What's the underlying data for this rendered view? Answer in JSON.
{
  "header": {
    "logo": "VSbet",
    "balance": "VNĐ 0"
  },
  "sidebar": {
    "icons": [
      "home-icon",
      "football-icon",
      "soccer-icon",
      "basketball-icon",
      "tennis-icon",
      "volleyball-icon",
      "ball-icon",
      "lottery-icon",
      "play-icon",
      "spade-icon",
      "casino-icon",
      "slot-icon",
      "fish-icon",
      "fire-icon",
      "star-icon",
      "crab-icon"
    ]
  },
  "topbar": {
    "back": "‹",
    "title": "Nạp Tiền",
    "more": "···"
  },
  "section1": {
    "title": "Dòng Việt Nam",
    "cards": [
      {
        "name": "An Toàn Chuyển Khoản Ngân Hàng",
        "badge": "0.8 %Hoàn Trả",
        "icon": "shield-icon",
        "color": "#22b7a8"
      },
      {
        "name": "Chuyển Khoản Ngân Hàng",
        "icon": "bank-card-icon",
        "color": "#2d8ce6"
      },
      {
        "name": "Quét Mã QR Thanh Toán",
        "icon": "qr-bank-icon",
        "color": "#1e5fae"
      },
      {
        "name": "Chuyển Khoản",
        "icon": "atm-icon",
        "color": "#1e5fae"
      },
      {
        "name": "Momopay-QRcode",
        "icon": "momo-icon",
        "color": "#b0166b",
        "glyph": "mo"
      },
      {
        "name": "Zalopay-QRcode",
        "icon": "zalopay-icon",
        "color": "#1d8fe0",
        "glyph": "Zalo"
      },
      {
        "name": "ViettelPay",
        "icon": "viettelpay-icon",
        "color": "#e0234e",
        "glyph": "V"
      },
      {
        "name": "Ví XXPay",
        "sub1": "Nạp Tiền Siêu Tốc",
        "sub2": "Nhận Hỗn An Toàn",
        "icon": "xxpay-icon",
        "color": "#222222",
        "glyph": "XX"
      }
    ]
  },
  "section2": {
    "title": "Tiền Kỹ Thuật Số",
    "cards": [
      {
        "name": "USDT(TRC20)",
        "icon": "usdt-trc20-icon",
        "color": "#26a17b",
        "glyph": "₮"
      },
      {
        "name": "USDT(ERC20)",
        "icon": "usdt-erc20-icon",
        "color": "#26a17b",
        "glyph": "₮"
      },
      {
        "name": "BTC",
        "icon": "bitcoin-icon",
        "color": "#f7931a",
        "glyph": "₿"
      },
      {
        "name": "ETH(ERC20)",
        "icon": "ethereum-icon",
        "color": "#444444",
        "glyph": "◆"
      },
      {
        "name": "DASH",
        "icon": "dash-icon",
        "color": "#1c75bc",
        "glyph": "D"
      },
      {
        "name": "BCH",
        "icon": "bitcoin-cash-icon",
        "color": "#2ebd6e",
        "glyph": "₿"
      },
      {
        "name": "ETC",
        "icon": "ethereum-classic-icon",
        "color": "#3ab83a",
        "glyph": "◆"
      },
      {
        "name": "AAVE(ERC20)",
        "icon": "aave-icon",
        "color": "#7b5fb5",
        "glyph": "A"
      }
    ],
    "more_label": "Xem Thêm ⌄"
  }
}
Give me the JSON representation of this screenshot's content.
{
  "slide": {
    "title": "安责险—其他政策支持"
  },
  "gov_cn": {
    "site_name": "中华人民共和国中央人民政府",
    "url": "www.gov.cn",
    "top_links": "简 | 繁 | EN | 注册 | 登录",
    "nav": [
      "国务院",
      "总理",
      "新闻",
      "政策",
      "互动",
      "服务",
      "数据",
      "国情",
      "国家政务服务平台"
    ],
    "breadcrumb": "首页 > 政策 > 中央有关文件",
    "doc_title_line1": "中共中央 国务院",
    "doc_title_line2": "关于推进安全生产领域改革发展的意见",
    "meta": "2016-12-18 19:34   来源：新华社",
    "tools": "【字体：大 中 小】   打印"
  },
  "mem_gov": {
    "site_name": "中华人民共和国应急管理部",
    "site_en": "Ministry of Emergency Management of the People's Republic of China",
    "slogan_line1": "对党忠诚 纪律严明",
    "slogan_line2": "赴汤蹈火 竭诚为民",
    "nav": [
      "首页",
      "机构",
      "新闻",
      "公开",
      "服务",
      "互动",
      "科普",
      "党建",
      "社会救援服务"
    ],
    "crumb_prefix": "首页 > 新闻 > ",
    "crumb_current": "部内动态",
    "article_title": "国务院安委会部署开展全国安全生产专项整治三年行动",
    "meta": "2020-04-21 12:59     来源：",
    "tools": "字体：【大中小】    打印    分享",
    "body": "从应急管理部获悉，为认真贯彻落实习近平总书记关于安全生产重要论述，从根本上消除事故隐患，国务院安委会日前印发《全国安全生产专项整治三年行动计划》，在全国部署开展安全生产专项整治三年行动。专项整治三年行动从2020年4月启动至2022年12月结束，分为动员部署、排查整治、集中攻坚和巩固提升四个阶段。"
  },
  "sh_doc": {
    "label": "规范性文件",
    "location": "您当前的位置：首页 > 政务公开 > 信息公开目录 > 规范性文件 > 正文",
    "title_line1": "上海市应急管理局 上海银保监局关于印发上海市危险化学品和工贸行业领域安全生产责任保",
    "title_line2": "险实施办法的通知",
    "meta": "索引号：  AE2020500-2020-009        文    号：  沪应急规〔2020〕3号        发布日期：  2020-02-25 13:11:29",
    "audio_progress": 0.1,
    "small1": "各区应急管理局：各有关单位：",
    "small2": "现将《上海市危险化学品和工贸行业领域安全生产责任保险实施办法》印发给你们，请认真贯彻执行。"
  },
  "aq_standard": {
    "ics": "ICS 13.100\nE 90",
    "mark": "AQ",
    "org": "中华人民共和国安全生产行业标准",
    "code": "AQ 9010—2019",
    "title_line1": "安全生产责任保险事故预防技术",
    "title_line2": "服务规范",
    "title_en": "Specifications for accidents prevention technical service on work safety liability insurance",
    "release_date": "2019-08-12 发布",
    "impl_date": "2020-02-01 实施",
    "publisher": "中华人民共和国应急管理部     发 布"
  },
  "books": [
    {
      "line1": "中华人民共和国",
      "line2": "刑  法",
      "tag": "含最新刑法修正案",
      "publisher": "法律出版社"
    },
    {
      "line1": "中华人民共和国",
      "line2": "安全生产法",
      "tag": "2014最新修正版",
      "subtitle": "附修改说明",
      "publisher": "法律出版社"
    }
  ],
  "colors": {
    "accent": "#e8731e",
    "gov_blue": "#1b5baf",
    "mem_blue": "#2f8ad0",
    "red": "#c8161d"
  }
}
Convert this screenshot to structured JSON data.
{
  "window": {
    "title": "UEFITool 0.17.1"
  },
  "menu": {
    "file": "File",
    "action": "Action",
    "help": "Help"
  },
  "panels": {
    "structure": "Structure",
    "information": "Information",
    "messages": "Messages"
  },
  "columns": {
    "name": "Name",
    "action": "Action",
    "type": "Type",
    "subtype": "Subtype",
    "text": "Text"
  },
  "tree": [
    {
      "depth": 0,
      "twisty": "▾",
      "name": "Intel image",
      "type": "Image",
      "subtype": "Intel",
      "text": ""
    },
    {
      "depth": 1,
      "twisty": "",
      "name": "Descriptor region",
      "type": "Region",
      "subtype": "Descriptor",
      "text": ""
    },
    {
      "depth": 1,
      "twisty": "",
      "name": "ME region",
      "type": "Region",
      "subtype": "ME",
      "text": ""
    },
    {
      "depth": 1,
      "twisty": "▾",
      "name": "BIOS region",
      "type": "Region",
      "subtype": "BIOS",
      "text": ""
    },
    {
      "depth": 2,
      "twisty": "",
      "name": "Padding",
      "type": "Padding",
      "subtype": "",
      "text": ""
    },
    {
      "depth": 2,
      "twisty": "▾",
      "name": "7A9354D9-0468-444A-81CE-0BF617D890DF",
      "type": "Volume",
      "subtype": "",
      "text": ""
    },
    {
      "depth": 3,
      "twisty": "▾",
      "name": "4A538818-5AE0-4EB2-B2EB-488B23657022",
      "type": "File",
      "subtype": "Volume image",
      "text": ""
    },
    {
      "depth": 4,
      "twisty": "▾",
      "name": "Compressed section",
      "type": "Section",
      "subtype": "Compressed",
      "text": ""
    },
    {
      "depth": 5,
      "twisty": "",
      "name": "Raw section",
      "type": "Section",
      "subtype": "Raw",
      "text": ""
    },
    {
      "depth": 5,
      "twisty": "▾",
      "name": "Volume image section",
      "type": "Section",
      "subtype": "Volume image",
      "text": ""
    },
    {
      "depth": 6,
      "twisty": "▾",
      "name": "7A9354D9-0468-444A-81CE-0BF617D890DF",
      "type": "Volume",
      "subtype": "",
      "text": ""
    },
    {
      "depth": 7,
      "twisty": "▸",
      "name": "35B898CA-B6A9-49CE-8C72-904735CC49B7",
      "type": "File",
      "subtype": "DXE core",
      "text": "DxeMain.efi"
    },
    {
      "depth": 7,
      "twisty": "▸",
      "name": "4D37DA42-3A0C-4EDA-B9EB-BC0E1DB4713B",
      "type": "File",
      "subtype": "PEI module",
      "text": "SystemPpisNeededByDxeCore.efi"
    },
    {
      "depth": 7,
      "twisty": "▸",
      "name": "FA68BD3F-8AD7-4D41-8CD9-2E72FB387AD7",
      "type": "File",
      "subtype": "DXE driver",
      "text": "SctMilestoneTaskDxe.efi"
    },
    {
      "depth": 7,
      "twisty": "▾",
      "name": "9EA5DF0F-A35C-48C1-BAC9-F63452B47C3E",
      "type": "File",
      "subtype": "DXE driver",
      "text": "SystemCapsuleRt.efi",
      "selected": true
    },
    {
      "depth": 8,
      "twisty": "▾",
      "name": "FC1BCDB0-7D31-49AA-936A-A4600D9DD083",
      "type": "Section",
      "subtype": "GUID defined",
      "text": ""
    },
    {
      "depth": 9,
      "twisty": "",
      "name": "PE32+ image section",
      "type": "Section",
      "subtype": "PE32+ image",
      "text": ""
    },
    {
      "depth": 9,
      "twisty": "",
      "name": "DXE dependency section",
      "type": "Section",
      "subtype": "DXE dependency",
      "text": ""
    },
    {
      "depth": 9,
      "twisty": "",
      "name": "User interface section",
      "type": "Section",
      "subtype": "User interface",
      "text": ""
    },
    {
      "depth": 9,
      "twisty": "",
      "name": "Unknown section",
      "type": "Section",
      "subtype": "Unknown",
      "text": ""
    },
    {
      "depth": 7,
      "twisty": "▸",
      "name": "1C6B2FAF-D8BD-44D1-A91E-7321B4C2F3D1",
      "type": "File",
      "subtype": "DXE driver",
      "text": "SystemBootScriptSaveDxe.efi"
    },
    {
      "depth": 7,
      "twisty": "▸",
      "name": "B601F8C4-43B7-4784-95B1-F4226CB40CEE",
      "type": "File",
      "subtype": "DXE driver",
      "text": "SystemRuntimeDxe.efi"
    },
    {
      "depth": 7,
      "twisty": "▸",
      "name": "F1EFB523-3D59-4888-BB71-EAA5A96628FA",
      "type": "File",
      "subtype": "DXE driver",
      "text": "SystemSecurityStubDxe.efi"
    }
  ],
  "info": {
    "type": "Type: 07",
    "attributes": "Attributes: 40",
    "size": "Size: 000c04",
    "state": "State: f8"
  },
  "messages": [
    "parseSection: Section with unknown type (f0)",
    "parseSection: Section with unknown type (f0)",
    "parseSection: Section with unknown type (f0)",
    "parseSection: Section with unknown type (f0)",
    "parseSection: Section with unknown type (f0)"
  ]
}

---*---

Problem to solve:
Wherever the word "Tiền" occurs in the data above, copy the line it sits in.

Expected answer:
    "title": "Nạp Tiền",
        "sub1": "Nạp Tiền Siêu Tốc",
    "title": "Tiền Kỹ Thuật Số",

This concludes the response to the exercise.